Has Fiction Lost Its Faith?

Recently a bible study member asked whether the Old Testament story we were reading was literally true or an "urban myth." I responded, as I often have, that the United Church is not literalist in its approach to scripture. That doesn't mean we dismiss the narrative of scripture as not true, or a collection of urban myths. I suggested that the canon or collective books of The Book were gathered because they speak deep truths to us, despite the truly puzzling and disturbing parts, and our struggles at times to comprehend context. We are to neither dismember scripture as liberals tend to do, or embalm it as the conservatives are inclined. This is the observation of Gilbert Highet, and I agree.

Instead we receive the story of God's steadfast love and deliverance. We wrestle with it and embrace it, as we can. We allow it to be our Christian narrative, rather than a rule book or an architectural outline for "God's wonderful plan for your life" and we enter into the story of transformation. I choose to accept the arch of this story, even if don't read it all literally. Actually I do see the bible as mythological, but not in the sense of a "tall tail" or a false story. In the deeper sense myths are the cultural narratives which shape our perception of the world, and my life would not make sense without the bible.

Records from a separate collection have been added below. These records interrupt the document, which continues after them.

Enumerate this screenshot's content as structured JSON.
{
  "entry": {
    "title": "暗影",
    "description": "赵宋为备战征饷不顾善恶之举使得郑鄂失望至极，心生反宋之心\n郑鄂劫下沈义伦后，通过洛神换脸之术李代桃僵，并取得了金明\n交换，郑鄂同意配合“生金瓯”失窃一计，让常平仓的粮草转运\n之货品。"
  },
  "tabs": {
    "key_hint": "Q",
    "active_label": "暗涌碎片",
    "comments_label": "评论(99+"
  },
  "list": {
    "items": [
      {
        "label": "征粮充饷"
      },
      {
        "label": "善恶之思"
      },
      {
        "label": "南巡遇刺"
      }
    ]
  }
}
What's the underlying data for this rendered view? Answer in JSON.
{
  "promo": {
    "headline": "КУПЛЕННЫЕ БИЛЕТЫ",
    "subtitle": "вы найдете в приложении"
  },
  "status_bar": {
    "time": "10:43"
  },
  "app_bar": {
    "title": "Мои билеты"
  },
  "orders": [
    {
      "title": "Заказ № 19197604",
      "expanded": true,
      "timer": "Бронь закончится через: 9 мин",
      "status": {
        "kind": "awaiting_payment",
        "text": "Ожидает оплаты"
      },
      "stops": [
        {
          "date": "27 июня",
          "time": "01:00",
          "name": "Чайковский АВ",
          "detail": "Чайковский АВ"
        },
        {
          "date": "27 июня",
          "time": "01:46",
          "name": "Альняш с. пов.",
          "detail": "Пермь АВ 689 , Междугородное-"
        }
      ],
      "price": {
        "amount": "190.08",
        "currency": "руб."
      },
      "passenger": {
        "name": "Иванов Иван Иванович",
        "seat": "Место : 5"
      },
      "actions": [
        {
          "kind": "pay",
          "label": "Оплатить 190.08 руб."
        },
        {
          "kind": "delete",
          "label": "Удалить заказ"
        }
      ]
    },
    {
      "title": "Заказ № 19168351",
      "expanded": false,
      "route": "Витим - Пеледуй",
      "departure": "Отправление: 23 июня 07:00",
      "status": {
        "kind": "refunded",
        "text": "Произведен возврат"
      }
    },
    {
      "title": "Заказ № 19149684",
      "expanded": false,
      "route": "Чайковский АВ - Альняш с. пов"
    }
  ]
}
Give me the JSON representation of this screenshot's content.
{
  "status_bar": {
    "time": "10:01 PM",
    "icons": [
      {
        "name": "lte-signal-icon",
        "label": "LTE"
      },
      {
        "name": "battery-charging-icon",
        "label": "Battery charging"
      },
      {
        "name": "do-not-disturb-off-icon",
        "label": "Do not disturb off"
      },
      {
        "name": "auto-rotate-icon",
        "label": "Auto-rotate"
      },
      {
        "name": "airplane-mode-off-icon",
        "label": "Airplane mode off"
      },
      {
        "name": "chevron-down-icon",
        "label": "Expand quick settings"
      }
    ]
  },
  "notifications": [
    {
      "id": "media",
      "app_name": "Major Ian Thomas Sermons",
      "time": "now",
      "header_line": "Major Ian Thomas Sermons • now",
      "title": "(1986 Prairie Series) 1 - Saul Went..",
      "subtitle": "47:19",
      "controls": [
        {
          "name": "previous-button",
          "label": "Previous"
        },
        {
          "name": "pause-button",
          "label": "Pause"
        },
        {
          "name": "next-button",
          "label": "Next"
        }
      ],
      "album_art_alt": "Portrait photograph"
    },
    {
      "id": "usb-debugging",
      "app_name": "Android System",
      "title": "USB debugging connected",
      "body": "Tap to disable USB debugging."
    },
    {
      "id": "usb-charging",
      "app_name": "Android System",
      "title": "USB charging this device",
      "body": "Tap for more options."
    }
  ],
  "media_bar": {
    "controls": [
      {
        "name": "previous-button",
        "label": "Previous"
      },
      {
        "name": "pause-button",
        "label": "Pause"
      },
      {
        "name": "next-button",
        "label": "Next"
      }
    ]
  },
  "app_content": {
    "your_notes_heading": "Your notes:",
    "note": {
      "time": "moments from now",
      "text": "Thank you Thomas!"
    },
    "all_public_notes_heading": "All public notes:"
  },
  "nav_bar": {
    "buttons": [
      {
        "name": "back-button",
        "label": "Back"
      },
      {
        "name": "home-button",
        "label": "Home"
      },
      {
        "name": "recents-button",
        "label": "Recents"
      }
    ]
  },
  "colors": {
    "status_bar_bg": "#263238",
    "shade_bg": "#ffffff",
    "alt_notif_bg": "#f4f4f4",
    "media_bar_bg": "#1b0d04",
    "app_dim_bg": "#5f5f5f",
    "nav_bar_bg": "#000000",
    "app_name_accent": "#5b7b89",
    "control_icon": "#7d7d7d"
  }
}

All this as a preamble to an interesting article in the New York Times called Has Fiction Lost It's Faith? about how faith is or isn't represented in fiction these days. I love fiction as a way to ponder the meaning of my existence, but I do notice that faith is nearly always dismissed, or demeaned in the societal narrative these days. There are some wonderful fiction writers, including Marilynne Robinson, who write of faith in their characters lives in a profound and honest way, but they are fewer and farther between.

Are you a fiction reader? Is your reading simply entertainment, or a window on deeper truths? Do you appreciate the narrative aspect of scripture -- Leviticus and a few other books aside? Can you accept the tension between an non-literal reading of the bible and the life-changing value of its message?


IanD said...

Firstly, I love this:"We are to neither dismember scripture as liberals tend to do, or embalm it as the conservatives are inclined." This really crystallizes something I've been struggling to articulate for some time.

Secondly, I can see where you're going with respect to faith and fiction. I tend to lean more toward history and poly-sci., but these days I see more faith-themed stuff on CMT or in Springsteen tunes than I do in anything fictional I've read lately.

Food for thought, as always!

willowjakmom said...

I am a huge fiction reader and I definitely use it as an escape, but it has to have some 'meat on its bones'.

I almost resent the fact that if there is any reference to someone's Christian faith, then the book finds itself categorized as "Christian literature". I am a part of an online book group and have been connected with a group of women from the U.S. for the past 12 years. The books that come up for discussion often include "Christian Lit" titles, that I can only buy from Christian book stores. Oftentimes, my friends have to mail me up the copies from the States because I can't get them in Canada and the girls are always surprised that Canadian bookstores don't carry them. It makes me wonder if writers and publishers are afraid to include these themes in their books because it might offend someone. By tagging it as Christian, then at least people get the heads-up before cracking the book open, lest they feel duped into being victims of a Christian who is trying to 'save' them. *insert my eye roll here*

Laura said...

I can't seem to read just "fluff" anymore . I guess it as you say , finding understandings of life through the fictional characters and their experiences that makes reading so rich for me.
When I think of Christian Lit I think of a twirly rack in an American grocery store filled with romance novelettes and James Dobson....obviously I haven't pursued this genre very deeply.
I do feel quite a tension at times as a non literalist....but it is in that very struggle that strength and deeper understanding can be found, I believe.